Simple sentences spread ideas farther

Taking advantage of a new Amazon feature, Steven Johnson has done some interesting (but not surprising) research on the complexity of the work of a few writers:

two stats that I found totally fascinating were "Average Words Per Sentence" and "% Complex Words," the latter defined as words with three or more syllables -- words like "ameliorate", "protoplasm" or "motherf***er." I've always thought that sentence length is a hugely determining factor in a reader's perception of a given work's complexity, and I spent quite a bit of time in my twenties actively teaching myself to write shorter sentences. So this kind of material is fascinating to me, partially because it lets me see something statistically that I've thought a great deal about intuitively as a writer, and partially because I can compare my own stats to
other writers' and see how I fare. (Perhaps there's a literary Rotisserie league lurking somewhere on those Text Stats pages.)

So I spent a few hours last week plugging in the numbers for my books, as well as a few other authors that I assembled in an entirely unscientific fashion: Malcolm Gladwell, Steven Pinker, Seth Godin, Christopher Hitchens -- and then, just to see how far I'd come, I threw in my intellectual (and, sadly, stylistic) heroes from my early twenties, the post-structuralist legends Michel Foucault and Frederic Jameson. I compiled stats for 3-4 books for each author, except Gladwell who has written two, and then plotted them on a scatter chart, with the y axis representing % complex words and the x axis representing words per sentence.

Number below are what Johnson found (click to enlarge):

Based on the popularity of authors (Malcolm Gladwell and Seth Godin), the conclusion appears that short, simple sentences sell more books, and spread ideas farther and faster.


Bilbo said...

This is very interesting, but not at all surprising, especially today.
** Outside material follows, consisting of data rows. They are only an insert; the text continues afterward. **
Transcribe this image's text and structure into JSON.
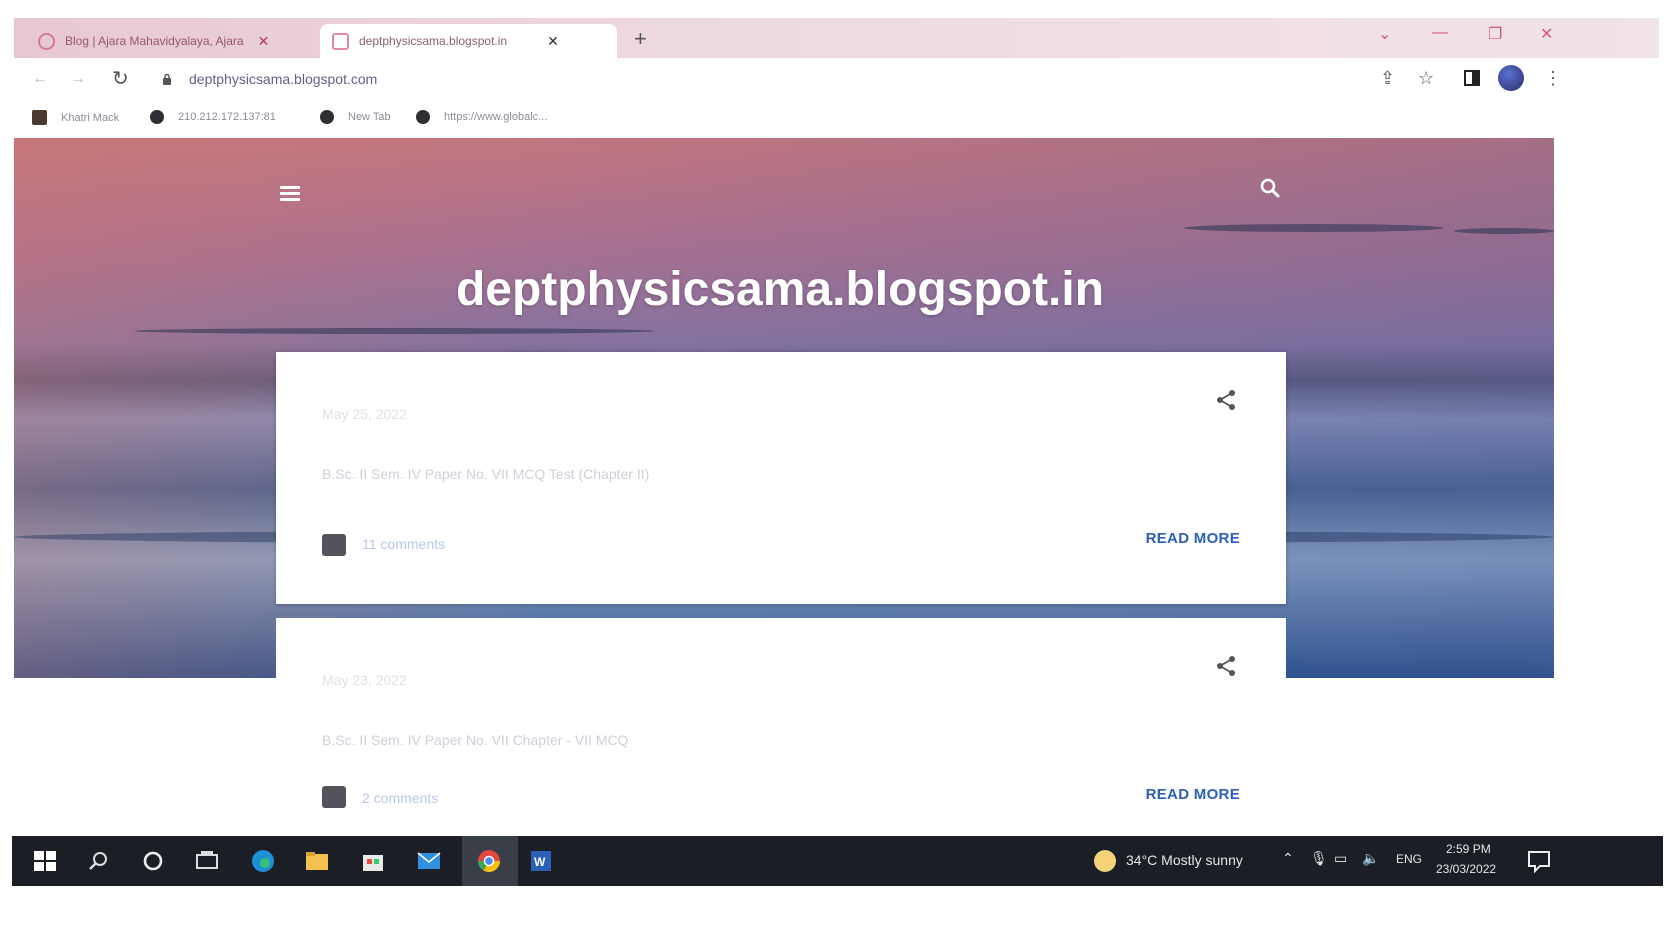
{
  "browser": {
    "tabs": [
      {
        "title": "Blog | Ajara Mahavidyalaya, Ajara",
        "active": false
      },
      {
        "title": "deptphysicsama.blogspot.in",
        "active": true
      }
    ],
    "new_tab_icon": "+",
    "url": "deptphysicsama.blogspot.com",
    "bookmarks": [
      {
        "label": "Khatri Mack",
        "icon": "favicon"
      },
      {
        "label": "210.212.172.137:81",
        "icon": "globe-icon"
      },
      {
        "label": "New Tab",
        "icon": "globe-icon"
      },
      {
        "label": "https://www.globalc...",
        "icon": "globe-icon"
      }
    ]
  },
  "blog": {
    "title": "deptphysicsama.blogspot.in",
    "posts": [
      {
        "date": "May 25, 2022",
        "title": "B.Sc. II Sem. IV Paper No. VII MCQ Test (Chapter II)",
        "comments": "11 comments",
        "read_more": "READ MORE"
      },
      {
        "date": "May 23, 2022",
        "title": "B.Sc. II Sem. IV Paper No. VII Chapter - VII MCQ",
        "comments": "2 comments",
        "read_more": "READ MORE"
      }
    ]
  },
  "taskbar": {
    "weather": "34°C  Mostly sunny",
    "language": "ENG",
    "time": "2:59 PM",
    "date": "23/03/2022"
  },
  "colors": {
    "read_more": "#2d5fb8",
    "taskbar": "#1b1e24",
    "tab_accent": "#d15b78"
  }
}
People have become conditioned to the "sound bite," the reduction of complex ideas to bumper-sticker slogans without attention being paid to the more nuanced context. Thinking is hard; getting a quick jolt of limited, focused information is easy. Hey...that sounds just like the message I try to drive home in my own blog!

Mike said...
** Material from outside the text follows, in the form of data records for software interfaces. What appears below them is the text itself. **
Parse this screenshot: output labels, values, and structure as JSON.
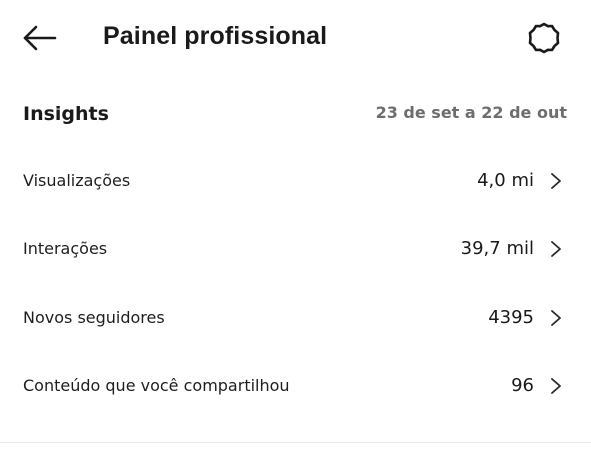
{
  "header": {
    "back_icon": "arrow-left-icon",
    "title": "Painel profissional",
    "settings_icon": "gear-icon"
  },
  "insights": {
    "title": "Insights",
    "date_range": "23 de set a 22 de out",
    "rows": [
      {
        "label": "Visualizações",
        "value": "4,0 mi"
      },
      {
        "label": "Interações",
        "value": "39,7 mil"
      },
      {
        "label": "Novos seguidores",
        "value": "4395"
      },
      {
        "label": "Conteúdo que você compartilhou",
        "value": "96"
      }
    ],
    "chevron_icon": "chevron-right-icon"
  },
  "colors": {
    "text": "#1a1a1a",
    "muted": "#6e6e6e",
    "divider": "#e6e6e6",
    "background": "#ffffff"
  }
}
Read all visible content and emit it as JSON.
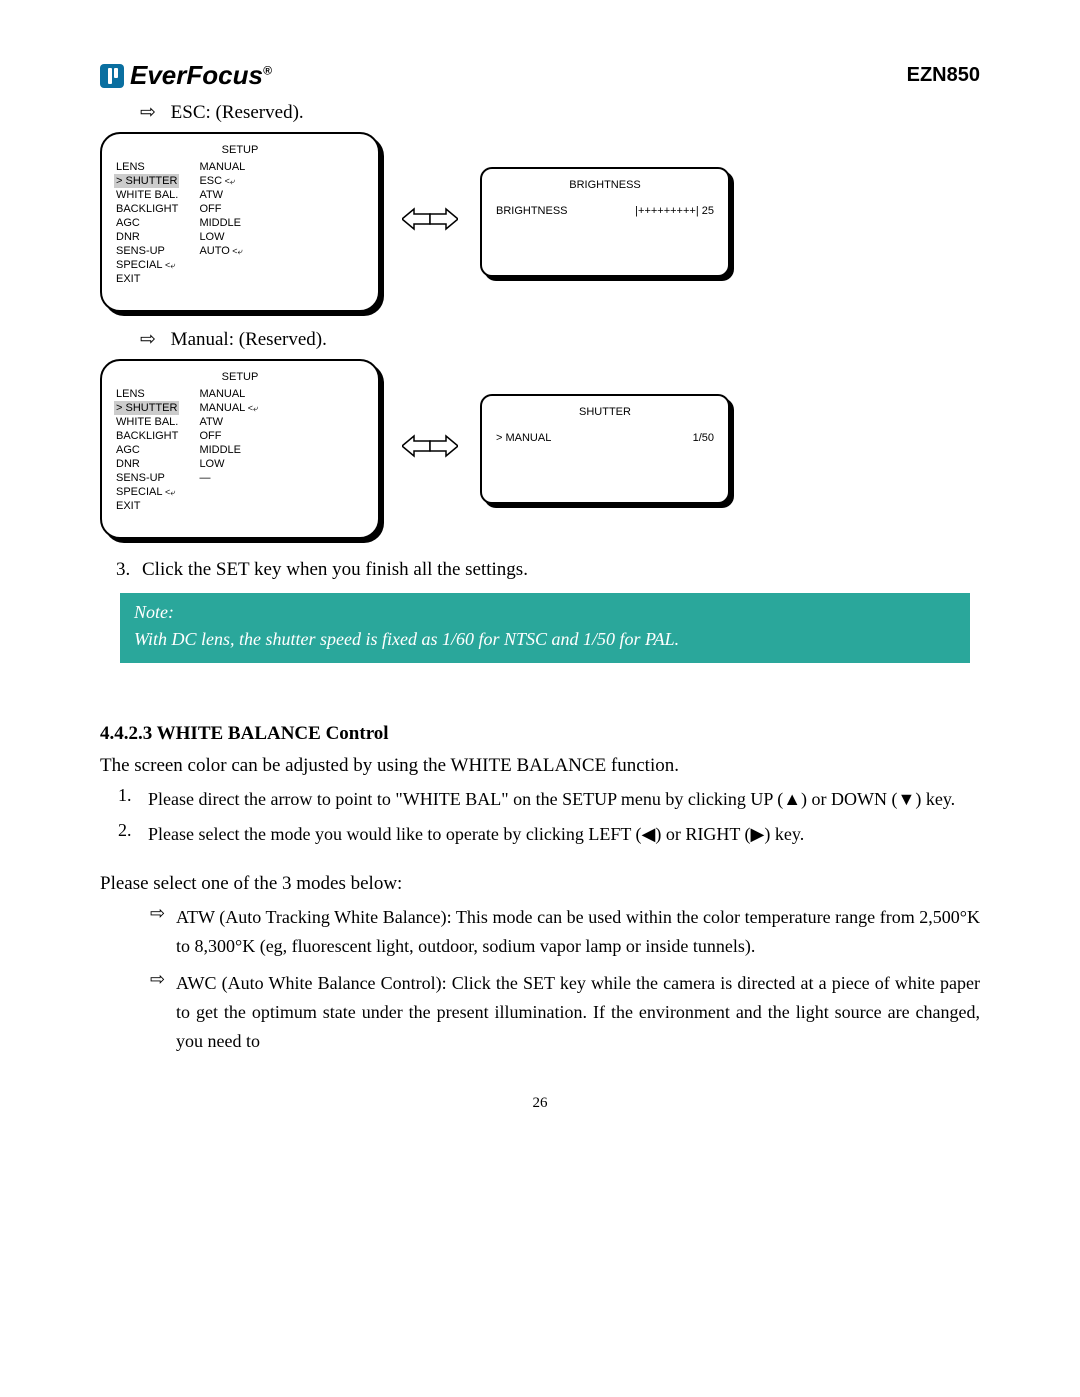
{
  "header": {
    "brand": "EverFocus",
    "model": "EZN850"
  },
  "esc_line": "ESC: (Reserved).",
  "manual_line": "Manual: (Reserved).",
  "menu": {
    "title": "SETUP",
    "left": [
      "LENS",
      "SHUTTER",
      "WHITE BAL.",
      "BACKLIGHT",
      "AGC",
      "DNR",
      "SENS-UP",
      "SPECIAL",
      "EXIT"
    ],
    "right_a": [
      "MANUAL",
      "ESC",
      "ATW",
      "OFF",
      "MIDDLE",
      "LOW",
      "AUTO"
    ],
    "right_b": [
      "MANUAL",
      "MANUAL",
      "ATW",
      "OFF",
      "MIDDLE",
      "LOW",
      "—"
    ]
  },
  "brightness": {
    "title": "BRIGHTNESS",
    "label": "BRIGHTNESS",
    "bar": "|+++++++++|",
    "value": "25"
  },
  "shutter": {
    "title": "SHUTTER",
    "label": "> MANUAL",
    "value": "1/50"
  },
  "step3": "Click the SET key when you finish all the settings.",
  "note": {
    "title": "Note:",
    "body": "With DC lens, the shutter speed is fixed as 1/60 for NTSC and 1/50 for PAL."
  },
  "section": {
    "heading": "4.4.2.3 WHITE BALANCE Control",
    "intro": "The screen color can be adjusted by using the WHITE BALANCE function.",
    "step1": "Please direct the arrow to point to \"WHITE BAL\" on the SETUP menu by clicking UP (▲) or DOWN (▼) key.",
    "step2": "Please select the mode you would like to operate by clicking LEFT (◀) or RIGHT (▶) key.",
    "select_intro": "Please select one of the 3 modes below:",
    "atw": "ATW (Auto Tracking White Balance): This mode can be used within the color temperature range from 2,500°K to 8,300°K (eg, fluorescent light, outdoor, sodium vapor lamp or inside tunnels).",
    "awc": "AWC (Auto White Balance Control): Click the SET key while the camera is directed at a piece of white paper to get the optimum state under the present illumination. If the environment and the light source are changed, you need to"
  },
  "page": "26"
}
I thought I'd help everyone out so they wouldn't have to look up the big words like I did in dictionary.com.

–verb (used with object), verb (used without object), -rat·ed, -rat·ing. to make or become better, more bearable, or more satisfactory; improve; meliorate.
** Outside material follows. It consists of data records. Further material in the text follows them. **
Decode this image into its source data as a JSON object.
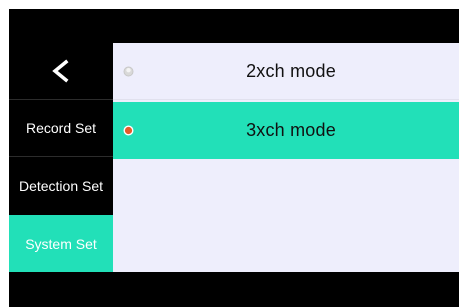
{
  "sidebar": {
    "back_icon": "chevron-left-icon",
    "items": [
      {
        "label": "Record Set",
        "selected": false
      },
      {
        "label": "Detection Set",
        "selected": false
      },
      {
        "label": "System Set",
        "selected": true
      }
    ]
  },
  "options": [
    {
      "label": "2xch mode",
      "selected": false,
      "radio_icon": "radio-unselected-icon"
    },
    {
      "label": "3xch mode",
      "selected": true,
      "radio_icon": "radio-selected-icon"
    }
  ],
  "colors": {
    "screen_background": "#000000",
    "content_background": "#eeeefc",
    "accent": "#22e0b8",
    "radio_selected": "#e65a2a",
    "radio_unselected": "#d9d9d9"
  }
}
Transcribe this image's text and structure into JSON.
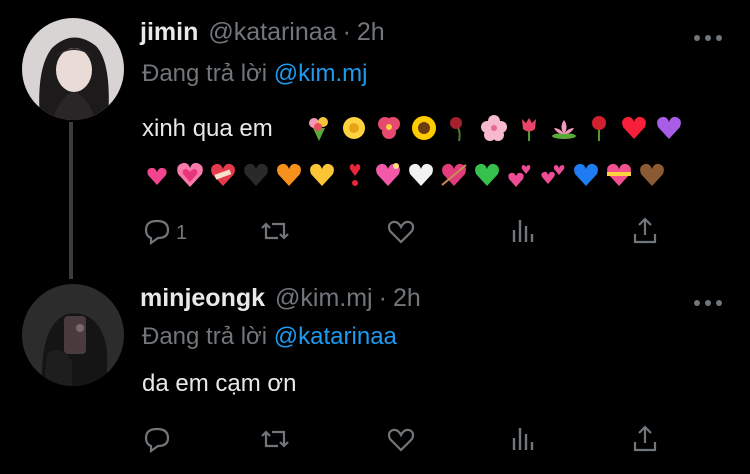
{
  "tweets": [
    {
      "name": "jimin",
      "handle": "@katarinaa",
      "dot": "·",
      "time": "2h",
      "reply_prefix": "Đang trả lời ",
      "reply_to": "@kim.mj",
      "text": "xinh qua em",
      "emoji_row1": [
        "bouquet",
        "sunflower-small",
        "hibiscus",
        "sunflower",
        "wilted-rose",
        "cherry-blossom",
        "tulip",
        "lotus",
        "rose",
        "red-heart",
        "purple-heart"
      ],
      "emoji_row2": [
        "beating-heart",
        "growing-heart",
        "mending-heart",
        "black-heart",
        "orange-heart",
        "yellow-heart",
        "exclamation-heart",
        "sparkling-heart",
        "white-heart",
        "arrow-heart",
        "green-heart",
        "two-hearts",
        "revolving-hearts",
        "blue-heart",
        "heart-ribbon",
        "brown-heart"
      ],
      "reply_count": "1"
    },
    {
      "name": "minjeongk",
      "handle": "@kim.mj",
      "dot": "·",
      "time": "2h",
      "reply_prefix": "Đang trả lời ",
      "reply_to": "@katarinaa",
      "text": "da em cạm ơn",
      "reply_count": ""
    }
  ],
  "colors": {
    "background": "#000000",
    "text": "#e7e9ea",
    "muted": "#71767b",
    "link": "#1d9bf0"
  },
  "icons": [
    "reply-icon",
    "retweet-icon",
    "like-icon",
    "views-icon",
    "share-icon",
    "more-icon"
  ]
}
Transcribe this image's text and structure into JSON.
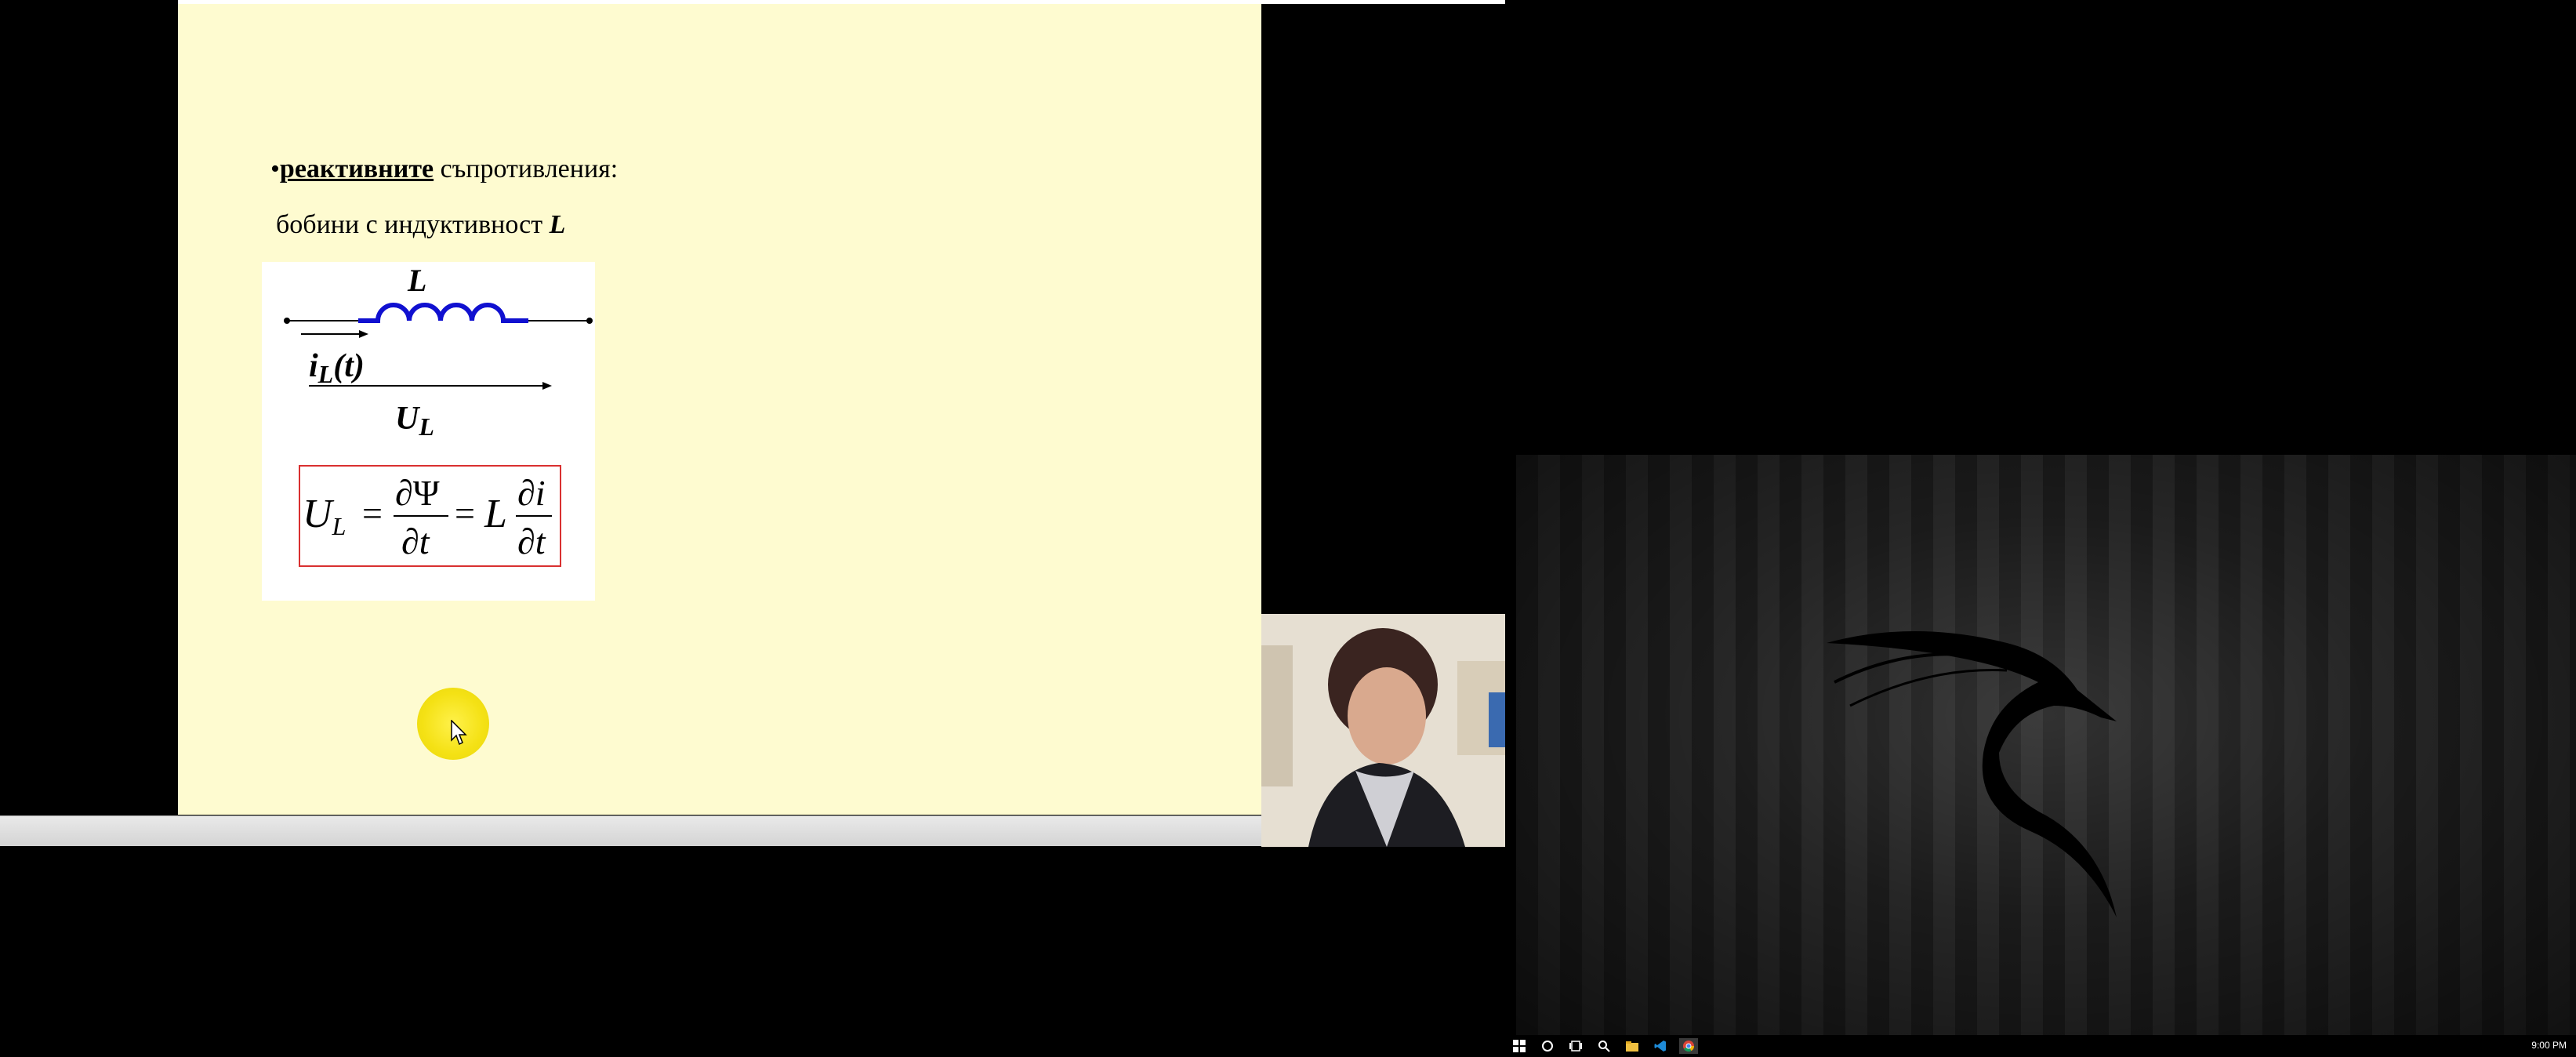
{
  "slide": {
    "bullet_char": "•",
    "bullet_keyword": "реактивните",
    "bullet_rest": " съпротивления:",
    "subtitle_text": "бобини с индуктивност ",
    "subtitle_symbol": "L"
  },
  "diagram": {
    "inductor_label": "L",
    "current_label_main": "i",
    "current_label_sub": "L",
    "current_label_arg": "(t)",
    "voltage_label_main": "U",
    "voltage_label_sub": "L",
    "formula": {
      "lhs_main": "U",
      "lhs_sub": "L",
      "eq1": "=",
      "frac1_num": "∂Ψ",
      "frac1_den": "∂t",
      "eq2": "=",
      "coef": "L",
      "frac2_num": "∂i",
      "frac2_den": "∂t"
    }
  },
  "colors": {
    "slide_bg": "#fefbd0",
    "coil": "#1010d0",
    "formula_border": "#d93030",
    "cursor_highlight": "#f4e114"
  },
  "icons": {
    "cursor": "mouse-pointer-icon",
    "logo": "dragon-logo-icon"
  },
  "taskbar": {
    "icons": [
      "windows-start-icon",
      "cortana-circle-icon",
      "task-view-icon",
      "search-icon",
      "file-explorer-icon",
      "vscode-icon",
      "chrome-icon"
    ],
    "clock": "9:00 PM"
  }
}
–noun 1. Biology. (no longer in technical use) the colloidal and liquid substance of which cells are formed, excluding horny, chitinous, and other structural material; the cytoplasm and nucleus.

–noun Slang: Vulgar. 1. a mean, despicable, or vicious person.
2. anything considered to be despicable, frustrating, etc. (used as a general expression of contempt or anger).

Gina said...

Interesting....I went to a presentation/lecture by Dan Heath....he and his brother wrote a book called...Made To Stick...they investigated/studied why some things...like urban legends...spread through societies with no marketing....they discovered some things were "sticky"....and the qualities of stickiness include sentences/ideas that are simple, unexpected, concrete and credible..

I'm not sure...like biblo suggested...that we are all ruined and conditioned to by sound bites...maybe we all have a preference for sticky things which the sound bite is a perfect example of.....